# Goal of the exercise
Every line in the data below has to be repeated exactly; no picture belongs in the result.

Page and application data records
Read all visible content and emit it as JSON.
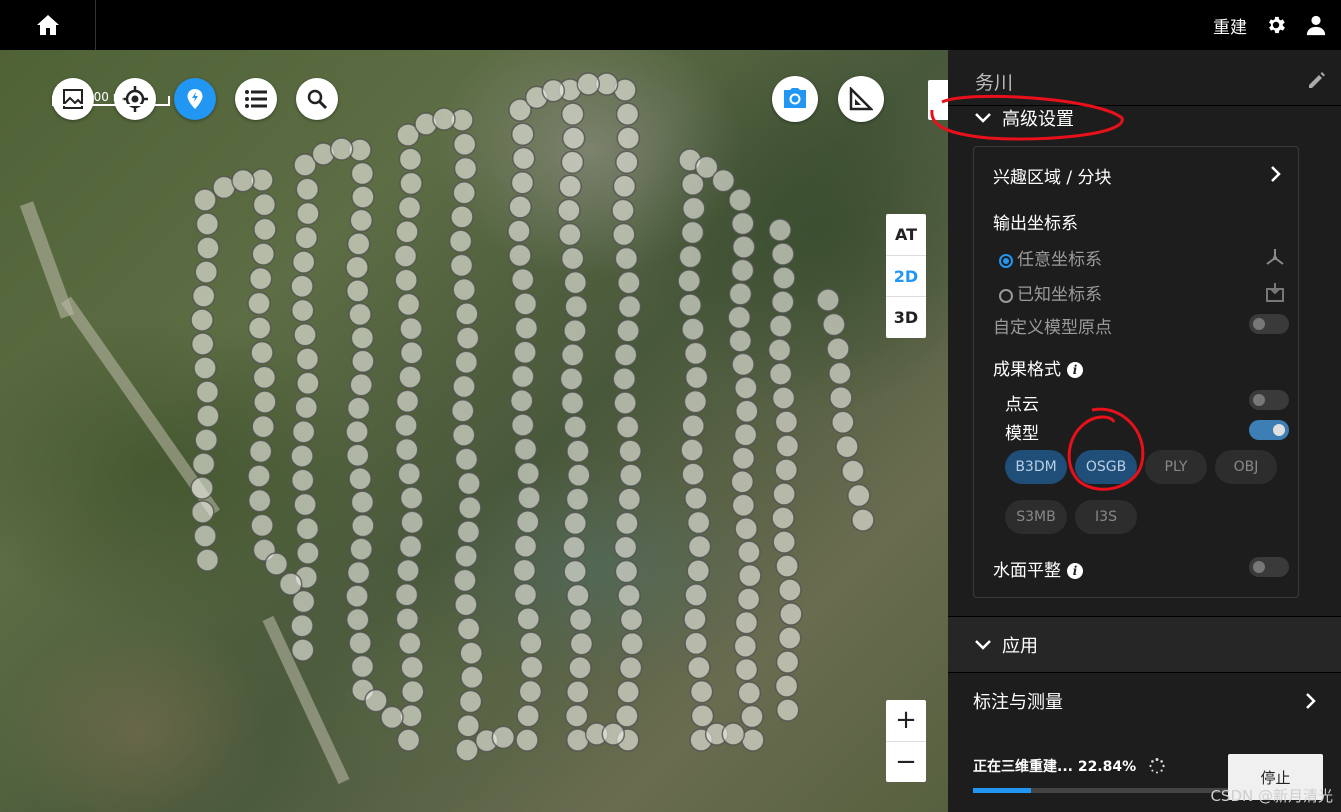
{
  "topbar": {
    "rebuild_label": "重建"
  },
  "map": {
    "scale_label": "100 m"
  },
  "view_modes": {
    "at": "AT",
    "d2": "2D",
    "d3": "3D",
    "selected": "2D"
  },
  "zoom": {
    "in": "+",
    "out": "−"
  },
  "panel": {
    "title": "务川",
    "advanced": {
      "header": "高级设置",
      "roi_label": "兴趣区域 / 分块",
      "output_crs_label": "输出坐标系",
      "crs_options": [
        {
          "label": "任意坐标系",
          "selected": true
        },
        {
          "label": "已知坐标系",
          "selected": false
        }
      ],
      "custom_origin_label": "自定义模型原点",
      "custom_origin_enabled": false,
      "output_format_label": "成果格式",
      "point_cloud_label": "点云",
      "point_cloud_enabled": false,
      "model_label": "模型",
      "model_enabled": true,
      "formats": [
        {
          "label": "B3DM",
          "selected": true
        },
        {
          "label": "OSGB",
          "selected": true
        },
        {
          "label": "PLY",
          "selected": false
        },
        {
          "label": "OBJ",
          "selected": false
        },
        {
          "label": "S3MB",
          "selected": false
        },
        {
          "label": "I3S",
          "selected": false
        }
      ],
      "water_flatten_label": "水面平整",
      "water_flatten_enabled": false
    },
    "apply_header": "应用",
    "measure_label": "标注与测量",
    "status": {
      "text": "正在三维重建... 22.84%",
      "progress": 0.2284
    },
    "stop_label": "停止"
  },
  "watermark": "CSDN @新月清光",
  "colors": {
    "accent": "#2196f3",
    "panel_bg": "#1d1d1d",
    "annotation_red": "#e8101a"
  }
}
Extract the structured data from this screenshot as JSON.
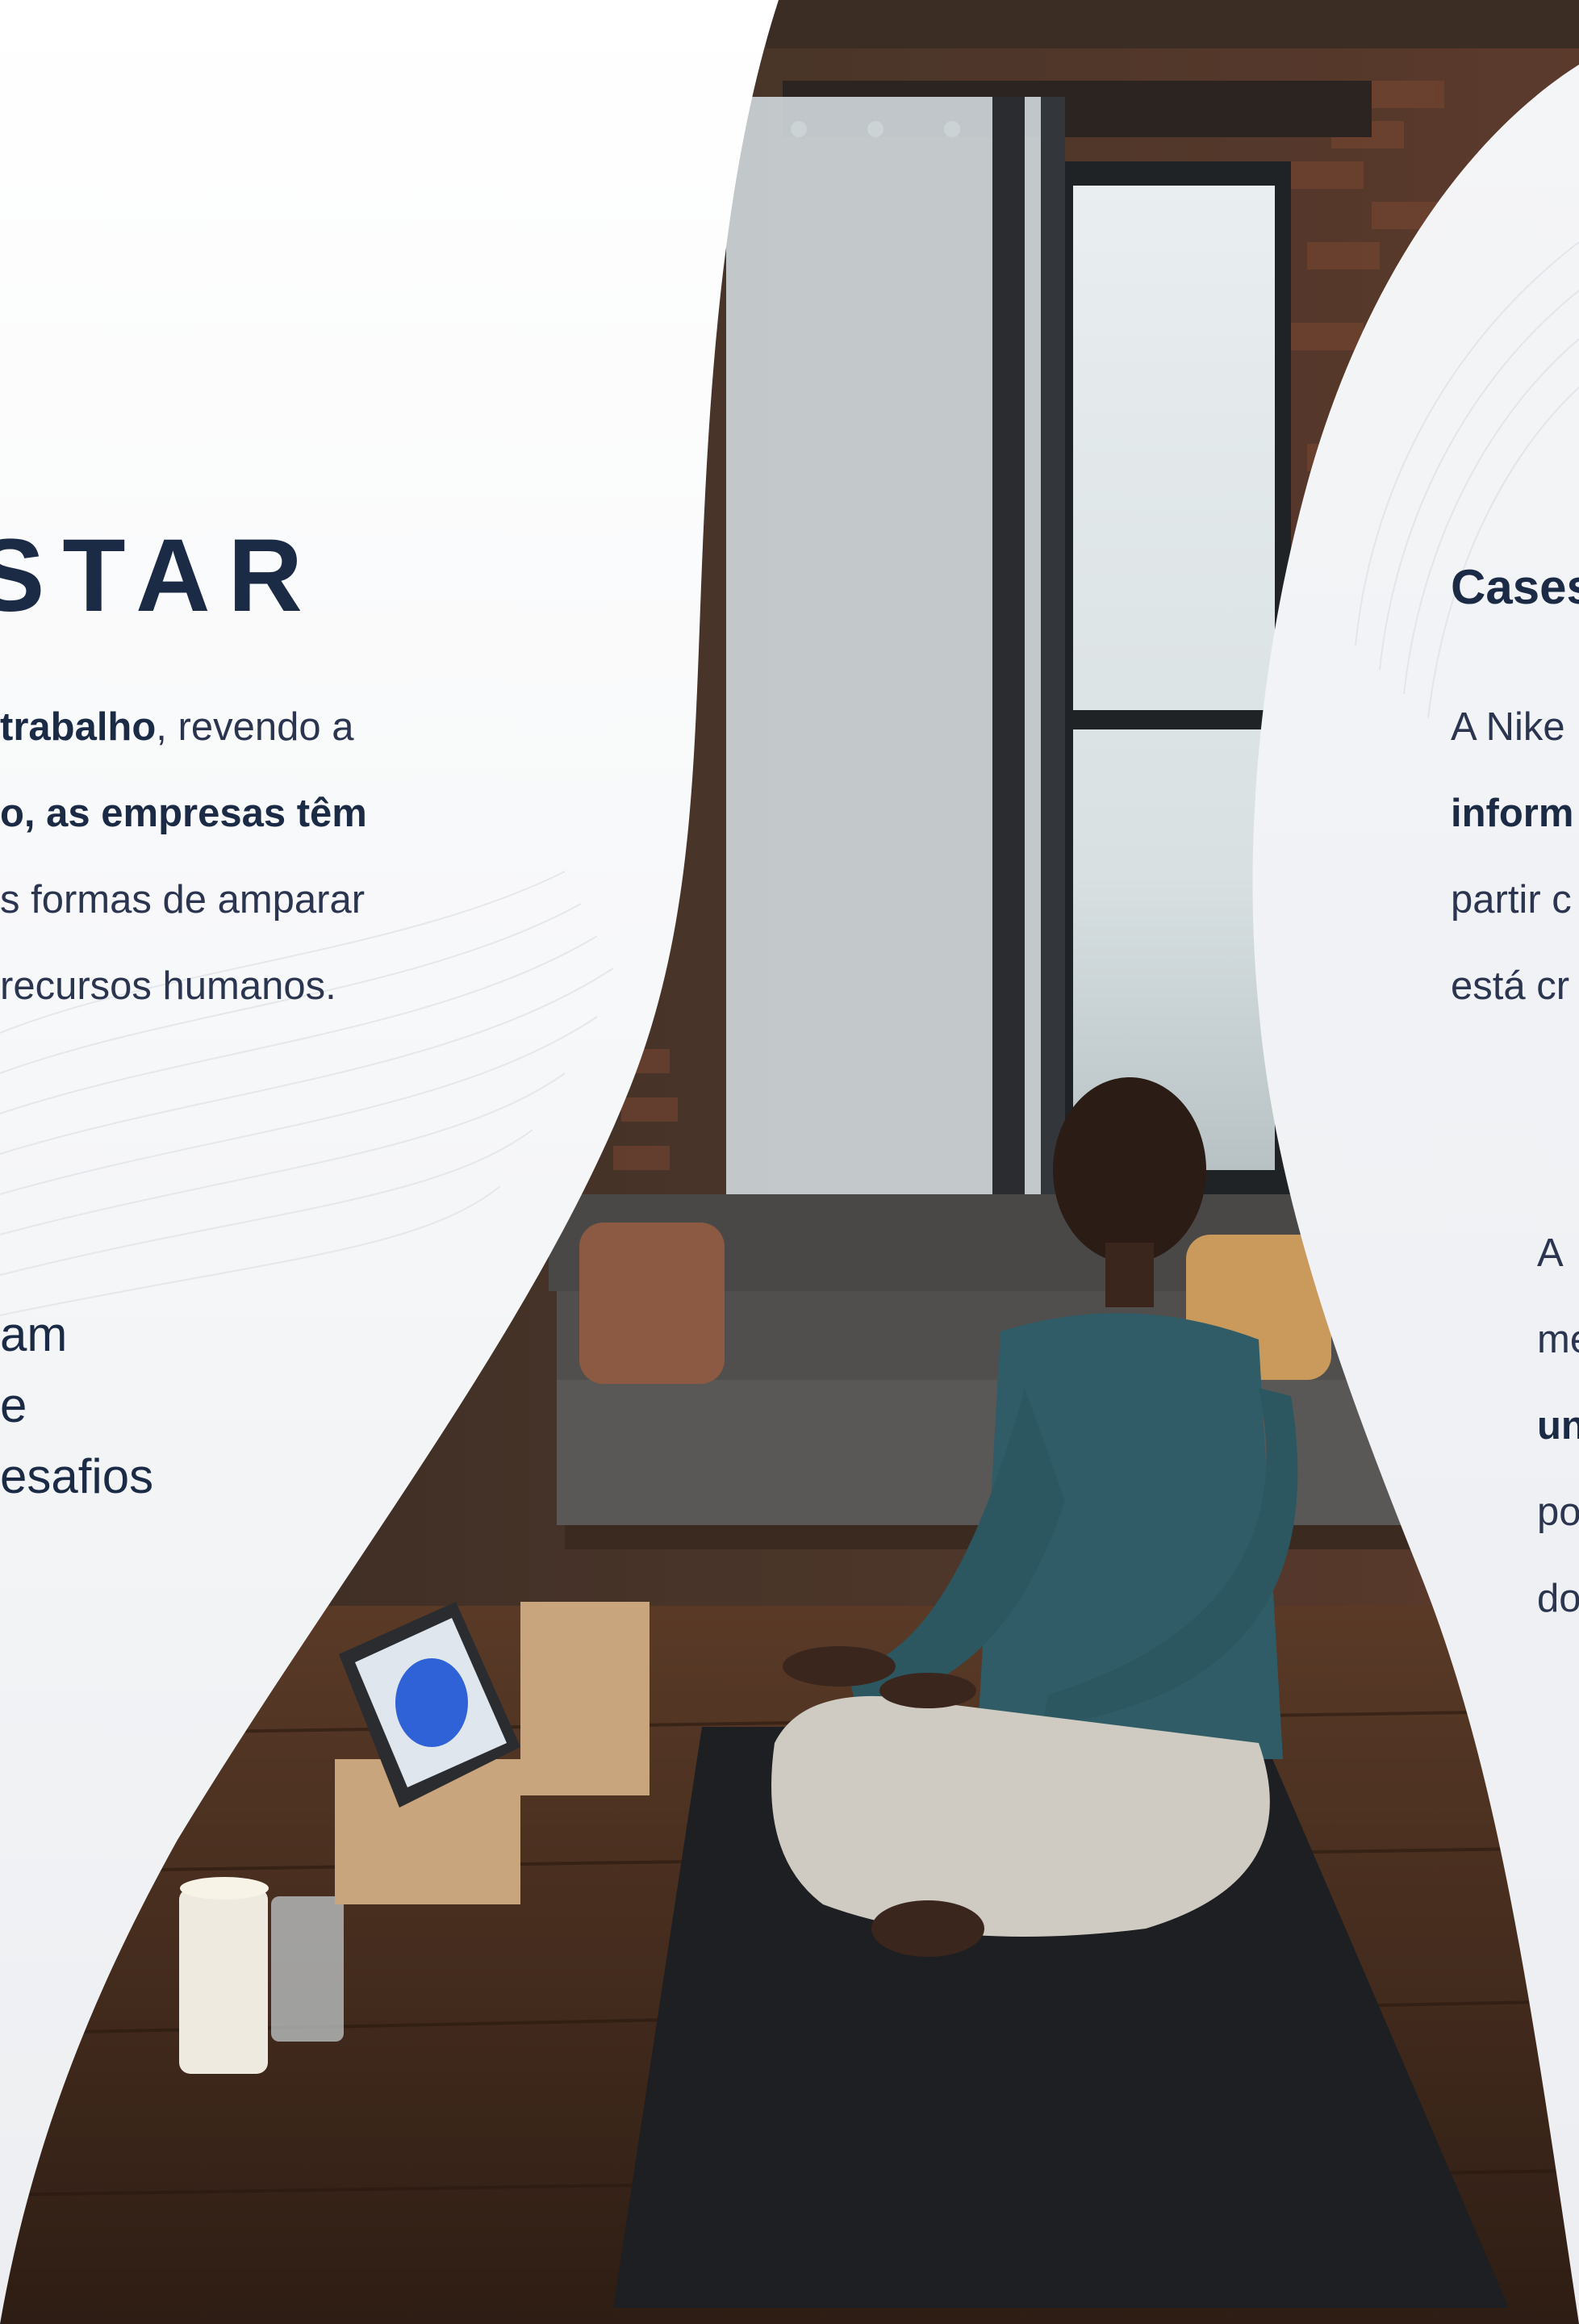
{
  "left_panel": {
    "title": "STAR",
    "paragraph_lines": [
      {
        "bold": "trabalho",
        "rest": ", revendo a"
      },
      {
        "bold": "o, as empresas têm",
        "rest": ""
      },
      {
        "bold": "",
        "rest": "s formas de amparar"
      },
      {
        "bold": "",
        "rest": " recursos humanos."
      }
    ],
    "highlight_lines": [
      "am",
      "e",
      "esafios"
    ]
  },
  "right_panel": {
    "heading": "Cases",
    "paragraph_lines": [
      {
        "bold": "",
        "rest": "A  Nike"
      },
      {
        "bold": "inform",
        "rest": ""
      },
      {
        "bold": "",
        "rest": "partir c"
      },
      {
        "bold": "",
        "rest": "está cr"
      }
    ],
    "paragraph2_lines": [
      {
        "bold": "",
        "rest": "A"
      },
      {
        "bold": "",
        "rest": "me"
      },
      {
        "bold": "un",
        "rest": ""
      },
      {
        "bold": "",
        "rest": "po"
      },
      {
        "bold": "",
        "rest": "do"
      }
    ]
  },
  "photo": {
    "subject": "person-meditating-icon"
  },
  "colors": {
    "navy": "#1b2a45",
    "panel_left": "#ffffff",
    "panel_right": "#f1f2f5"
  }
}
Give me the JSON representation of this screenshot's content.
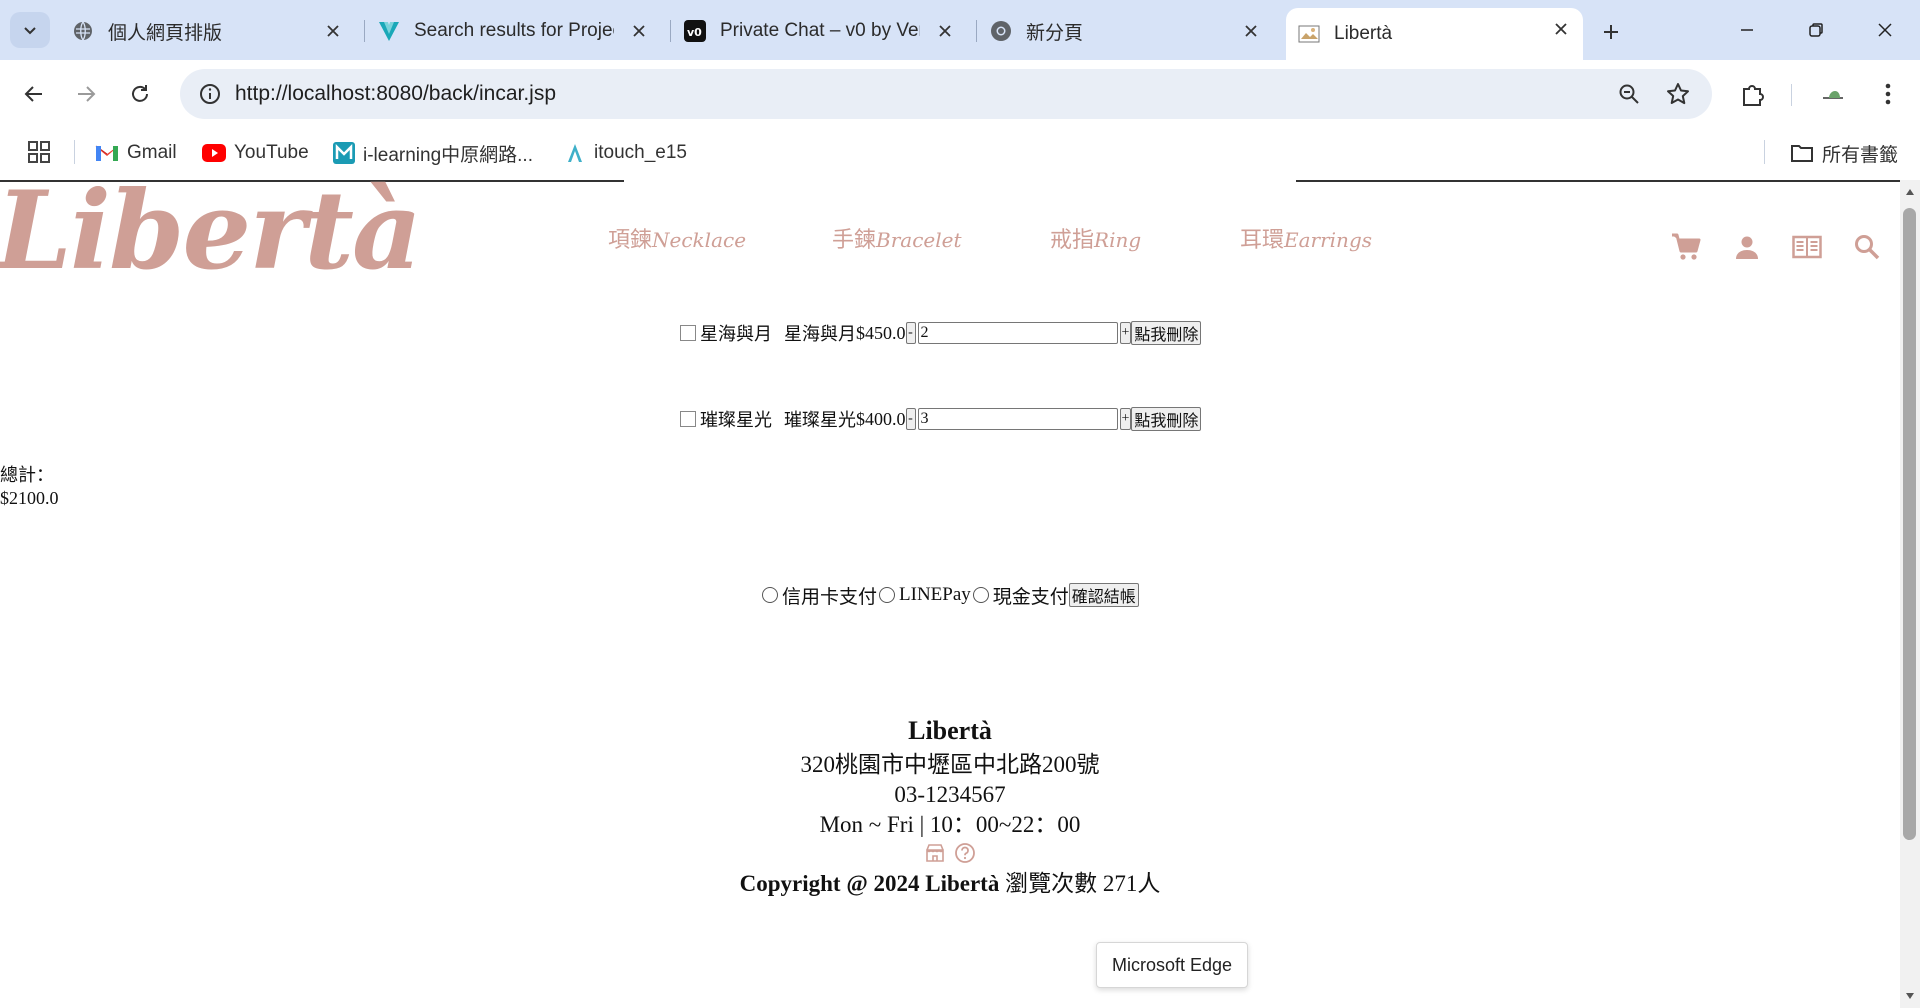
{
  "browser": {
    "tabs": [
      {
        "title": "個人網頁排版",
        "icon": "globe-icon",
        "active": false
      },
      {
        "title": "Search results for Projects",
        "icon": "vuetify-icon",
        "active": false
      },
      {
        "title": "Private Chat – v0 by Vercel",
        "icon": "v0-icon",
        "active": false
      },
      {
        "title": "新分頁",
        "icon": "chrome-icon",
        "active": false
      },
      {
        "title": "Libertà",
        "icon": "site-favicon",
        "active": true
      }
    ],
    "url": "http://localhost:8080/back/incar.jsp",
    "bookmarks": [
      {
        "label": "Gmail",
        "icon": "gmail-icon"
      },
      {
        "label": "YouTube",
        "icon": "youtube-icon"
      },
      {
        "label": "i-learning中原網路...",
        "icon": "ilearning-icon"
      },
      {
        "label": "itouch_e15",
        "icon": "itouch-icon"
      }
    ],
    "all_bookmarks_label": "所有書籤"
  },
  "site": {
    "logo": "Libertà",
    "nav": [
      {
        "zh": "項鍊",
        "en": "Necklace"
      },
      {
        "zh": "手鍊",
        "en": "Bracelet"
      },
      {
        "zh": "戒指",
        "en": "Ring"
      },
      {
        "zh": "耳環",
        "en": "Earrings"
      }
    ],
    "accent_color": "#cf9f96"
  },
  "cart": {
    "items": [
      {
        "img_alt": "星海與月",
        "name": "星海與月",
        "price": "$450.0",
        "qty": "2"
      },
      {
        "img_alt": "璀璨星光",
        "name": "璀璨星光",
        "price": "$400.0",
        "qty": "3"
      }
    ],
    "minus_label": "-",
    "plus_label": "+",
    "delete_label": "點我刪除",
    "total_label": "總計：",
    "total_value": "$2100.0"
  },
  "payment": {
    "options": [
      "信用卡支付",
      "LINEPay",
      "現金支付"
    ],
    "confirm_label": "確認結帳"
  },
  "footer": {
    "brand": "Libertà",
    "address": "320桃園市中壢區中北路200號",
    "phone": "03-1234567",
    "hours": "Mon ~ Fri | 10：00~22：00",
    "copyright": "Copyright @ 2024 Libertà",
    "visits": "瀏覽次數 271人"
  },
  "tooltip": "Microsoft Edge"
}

# Answer for the task
Read all visible content and emit it as JSON.
{
  "topbar": {
    "rebuild_label": "重建"
  },
  "map": {
    "scale_label": "100 m"
  },
  "view_modes": {
    "at": "AT",
    "d2": "2D",
    "d3": "3D",
    "selected": "2D"
  },
  "zoom": {
    "in": "+",
    "out": "−"
  },
  "panel": {
    "title": "务川",
    "advanced": {
      "header": "高级设置",
      "roi_label": "兴趣区域 / 分块",
      "output_crs_label": "输出坐标系",
      "crs_options": [
        {
          "label": "任意坐标系",
          "selected": true
        },
        {
          "label": "已知坐标系",
          "selected": false
        }
      ],
      "custom_origin_label": "自定义模型原点",
      "custom_origin_enabled": false,
      "output_format_label": "成果格式",
      "point_cloud_label": "点云",
      "point_cloud_enabled": false,
      "model_label": "模型",
      "model_enabled": true,
      "formats": [
        {
          "label": "B3DM",
          "selected": true
        },
        {
          "label": "OSGB",
          "selected": true
        },
        {
          "label": "PLY",
          "selected": false
        },
        {
          "label": "OBJ",
          "selected": false
        },
        {
          "label": "S3MB",
          "selected": false
        },
        {
          "label": "I3S",
          "selected": false
        }
      ],
      "water_flatten_label": "水面平整",
      "water_flatten_enabled": false
    },
    "apply_header": "应用",
    "measure_label": "标注与测量",
    "status": {
      "text": "正在三维重建... 22.84%",
      "progress": 0.2284
    },
    "stop_label": "停止"
  },
  "watermark": "CSDN @新月清光",
  "colors": {
    "accent": "#2196f3",
    "panel_bg": "#1d1d1d",
    "annotation_red": "#e8101a"
  }
}
Extract the structured data from this screenshot as JSON.
{
  "left_panel": {
    "title": "STAR",
    "paragraph_lines": [
      {
        "bold": "trabalho",
        "rest": ", revendo a"
      },
      {
        "bold": "o, as empresas têm",
        "rest": ""
      },
      {
        "bold": "",
        "rest": "s formas de amparar"
      },
      {
        "bold": "",
        "rest": " recursos humanos."
      }
    ],
    "highlight_lines": [
      "am",
      "e",
      "esafios"
    ]
  },
  "right_panel": {
    "heading": "Cases",
    "paragraph_lines": [
      {
        "bold": "",
        "rest": "A  Nike"
      },
      {
        "bold": "inform",
        "rest": ""
      },
      {
        "bold": "",
        "rest": "partir c"
      },
      {
        "bold": "",
        "rest": "está cr"
      }
    ],
    "paragraph2_lines": [
      {
        "bold": "",
        "rest": "A"
      },
      {
        "bold": "",
        "rest": "me"
      },
      {
        "bold": "un",
        "rest": ""
      },
      {
        "bold": "",
        "rest": "po"
      },
      {
        "bold": "",
        "rest": "do"
      }
    ]
  },
  "photo": {
    "subject": "person-meditating-icon"
  },
  "colors": {
    "navy": "#1b2a45",
    "panel_left": "#ffffff",
    "panel_right": "#f1f2f5"
  }
}
Give me the JSON representation of this screenshot's content.
{
  "browser": {
    "tabs": [
      {
        "title": "個人網頁排版",
        "icon": "globe-icon",
        "active": false
      },
      {
        "title": "Search results for Projects",
        "icon": "vuetify-icon",
        "active": false
      },
      {
        "title": "Private Chat – v0 by Vercel",
        "icon": "v0-icon",
        "active": false
      },
      {
        "title": "新分頁",
        "icon": "chrome-icon",
        "active": false
      },
      {
        "title": "Libertà",
        "icon": "site-favicon",
        "active": true
      }
    ],
    "url": "http://localhost:8080/back/incar.jsp",
    "bookmarks": [
      {
        "label": "Gmail",
        "icon": "gmail-icon"
      },
      {
        "label": "YouTube",
        "icon": "youtube-icon"
      },
      {
        "label": "i-learning中原網路...",
        "icon": "ilearning-icon"
      },
      {
        "label": "itouch_e15",
        "icon": "itouch-icon"
      }
    ],
    "all_bookmarks_label": "所有書籤"
  },
  "site": {
    "logo": "Libertà",
    "nav": [
      {
        "zh": "項鍊",
        "en": "Necklace"
      },
      {
        "zh": "手鍊",
        "en": "Bracelet"
      },
      {
        "zh": "戒指",
        "en": "Ring"
      },
      {
        "zh": "耳環",
        "en": "Earrings"
      }
    ],
    "accent_color": "#cf9f96"
  },
  "cart": {
    "items": [
      {
        "img_alt": "星海與月",
        "name": "星海與月",
        "price": "$450.0",
        "qty": "2"
      },
      {
        "img_alt": "璀璨星光",
        "name": "璀璨星光",
        "price": "$400.0",
        "qty": "3"
      }
    ],
    "minus_label": "-",
    "plus_label": "+",
    "delete_label": "點我刪除",
    "total_label": "總計：",
    "total_value": "$2100.0"
  },
  "payment": {
    "options": [
      "信用卡支付",
      "LINEPay",
      "現金支付"
    ],
    "confirm_label": "確認結帳"
  },
  "footer": {
    "brand": "Libertà",
    "address": "320桃園市中壢區中北路200號",
    "phone": "03-1234567",
    "hours": "Mon ~ Fri | 10：00~22：00",
    "copyright": "Copyright @ 2024 Libertà",
    "visits": "瀏覽次數 271人"
  },
  "tooltip": "Microsoft Edge"
}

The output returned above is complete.